On the cost of inaction in the US
It’s been five years since the EU’s strict privacy law, the GDPR, came into effect, giving Europeans new rights to protect and control their data. Reynders has heard a series of proposals on how the US could follow suit, including from Meta CEO Mark Zuckerberg and other tech executives, Facebook whistleblowers, and members of Congress and federal officials. But he says there has been no “real follow-up.”
Although the US Federal Trade Commission has reached settlements with technology companies that demand careful handling of user data under penalty of fines, Reynders is cautious about their power. “I’m not saying this is nothing,” he says, but they lack the law that paves the way for more painful fines or lawsuits. “Enforcement is essential,” says Reynders. “And that’s the discussion we’re having with the US authorities.”
Now Reynders fears history repeating itself with AI regulation, leaving this powerful category of technology unchecked. Tech leaders like Sam Altman, CEO of ChatGPT developer OpenAI, say they want new safeguards, but it seems unlikely that US lawmakers will pass new laws.

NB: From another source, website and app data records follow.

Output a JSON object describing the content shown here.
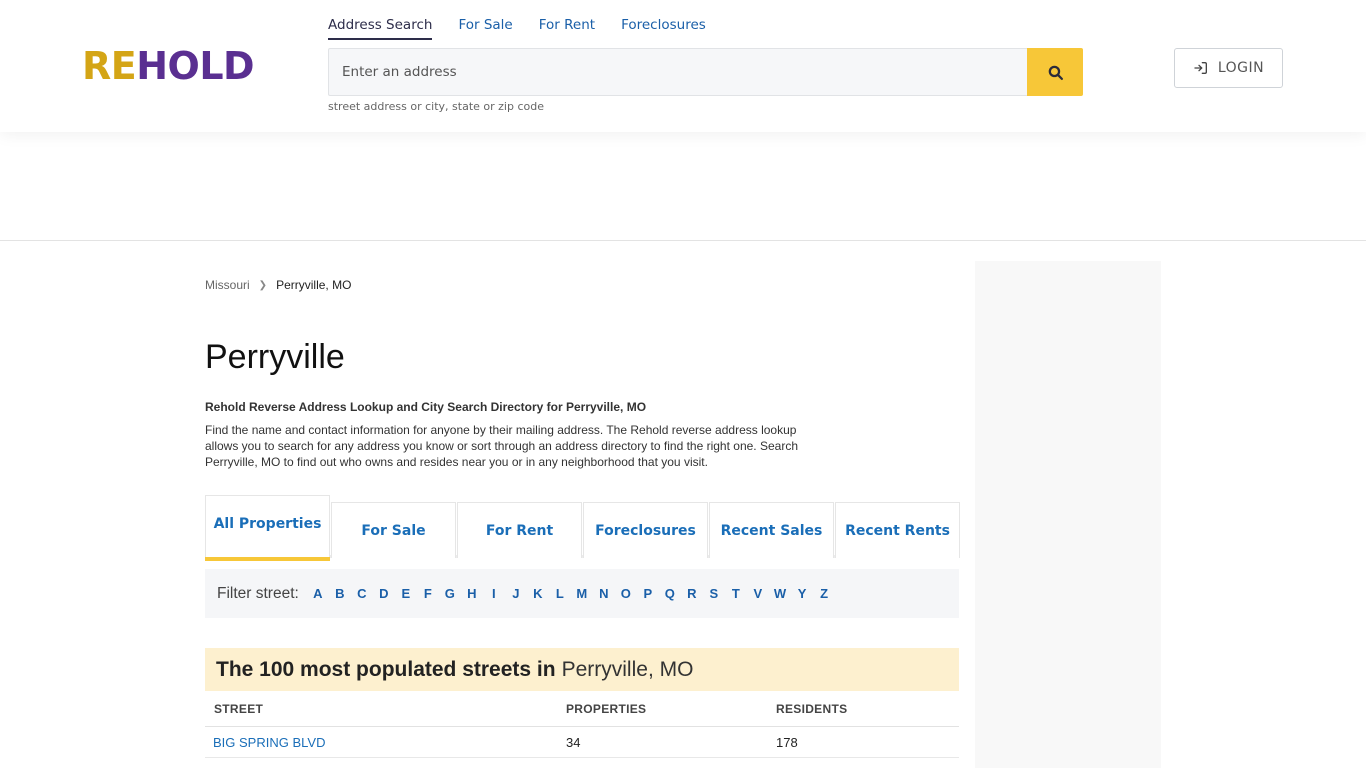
{
  "header": {
    "logo": {
      "part1": "RE",
      "part2": "HOLD"
    },
    "nav": [
      {
        "label": "Address Search",
        "active": true
      },
      {
        "label": "For Sale",
        "active": false
      },
      {
        "label": "For Rent",
        "active": false
      },
      {
        "label": "Foreclosures",
        "active": false
      }
    ],
    "search": {
      "placeholder": "Enter an address",
      "value": "",
      "hint": "street address or city, state or zip code",
      "button_icon": "search-icon"
    },
    "login": {
      "label": "LOGIN",
      "icon": "login-icon"
    }
  },
  "breadcrumb": {
    "items": [
      {
        "label": "Missouri",
        "link": true
      },
      {
        "label": "Perryville, MO",
        "link": false
      }
    ]
  },
  "page": {
    "title": "Perryville",
    "subtitle": "Rehold Reverse Address Lookup and City Search Directory for Perryville, MO",
    "description": "Find the name and contact information for anyone by their mailing address. The Rehold reverse address lookup allows you to search for any address you know or sort through an address directory to find the right one. Search Perryville, MO to find out who owns and resides near you or in any neighborhood that you visit."
  },
  "tabs": [
    {
      "label": "All Properties",
      "active": true
    },
    {
      "label": "For Sale",
      "active": false
    },
    {
      "label": "For Rent",
      "active": false
    },
    {
      "label": "Foreclosures",
      "active": false
    },
    {
      "label": "Recent Sales",
      "active": false
    },
    {
      "label": "Recent Rents",
      "active": false
    }
  ],
  "filter": {
    "label": "Filter street:",
    "letters": [
      "A",
      "B",
      "C",
      "D",
      "E",
      "F",
      "G",
      "H",
      "I",
      "J",
      "K",
      "L",
      "M",
      "N",
      "O",
      "P",
      "Q",
      "R",
      "S",
      "T",
      "V",
      "W",
      "Y",
      "Z"
    ]
  },
  "section": {
    "heading_bold": "The 100 most populated streets in",
    "heading_city": "Perryville, MO"
  },
  "table": {
    "columns": [
      "STREET",
      "PROPERTIES",
      "RESIDENTS"
    ],
    "rows": [
      {
        "street": "BIG SPRING BLVD",
        "properties": "34",
        "residents": "178"
      }
    ]
  },
  "colors": {
    "accent_yellow": "#f7c738",
    "link_blue": "#1a6eb8",
    "logo_gold": "#d4a516",
    "logo_purple": "#5a2f91",
    "section_bg": "#fdf0cf"
  }
}
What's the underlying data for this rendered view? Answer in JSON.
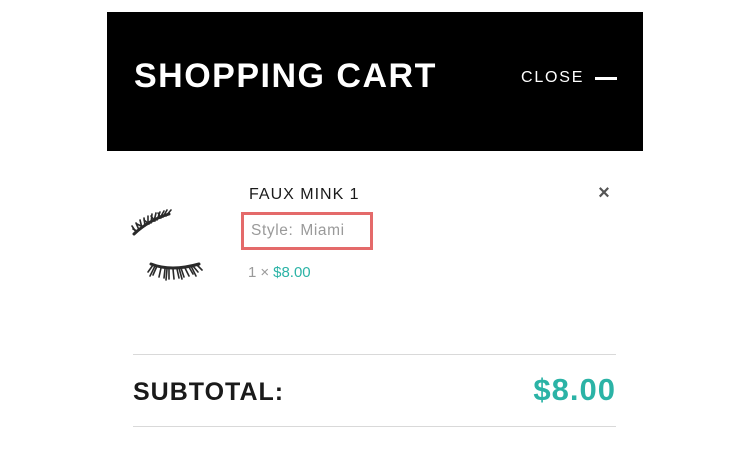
{
  "header": {
    "title": "SHOPPING CART",
    "close_label": "CLOSE"
  },
  "item": {
    "name": "FAUX MINK 1",
    "variant_key": "Style:",
    "variant_value": "Miami",
    "quantity": "1",
    "times": "×",
    "price": "$8.00",
    "remove_symbol": "×",
    "image_icon": "eyelash-product-image"
  },
  "summary": {
    "subtotal_label": "SUBTOTAL:",
    "subtotal_value": "$8.00"
  },
  "colors": {
    "header_bg": "#000000",
    "accent": "#2bb3a6",
    "highlight_border": "#e46a6a",
    "muted_text": "#9a9a9a",
    "divider": "#d9d9d9"
  }
}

“If you have a common approach in the US and the EU, we have the capacity to set up an international standard,” says Reynders. But if the EU’s upcoming AI law doesn’t align with US rules on AI, it will be harder to ask tech giants to fully comply with the rules and change the way the industry works. “If you go it alone, like with the GDPR, it takes some time and it slowly spreads to other continents,” he says. “With real action on the US side, together, it will be easier.”
About ChatGPT’s data gobbling and policy lobbying
ChatGPT is in the crosshairs of both privacy and AI-specific regulatory efforts.
OpenAI updated its privacy options and disclosures in April after Italy’s data protection authority temporarily blocked ChatGPT, but the conclusions of a full investigation into the company’s GDPR compliance are due in October, the country’s regulator says. And an EU-wide data protection task force expects common principles for all member states on how to deal with ChatGPT by the end of the year, says Reynders. All of that could force OpenAI to make further tweaks to its chatbot’s data collection and retention.
More broadly, while OpenAI’s Altman has supported calls for new rules for AI systems, he has also expressed concerns about over-regulation. In May, headlines thundered that he had threatened to withdraw services from the EU. Altman has said his comments have been taken out of context and that he wants to help shape policy.
Reynders says Altman has a significant business incentive to make amends with the EU, which has about 100 million more inhabitants than the US. “We have asked that all key actors be involved in the discussions,” says Reynders. “We want to know what their concerns are and see if we can solve them in legislation.” He emphasizes that OpenAI should not be afraid of new AI rules. “I have seen the origins of OpenAI. It’s about the same idea: developing new technologies, but for the better,” says Reynders.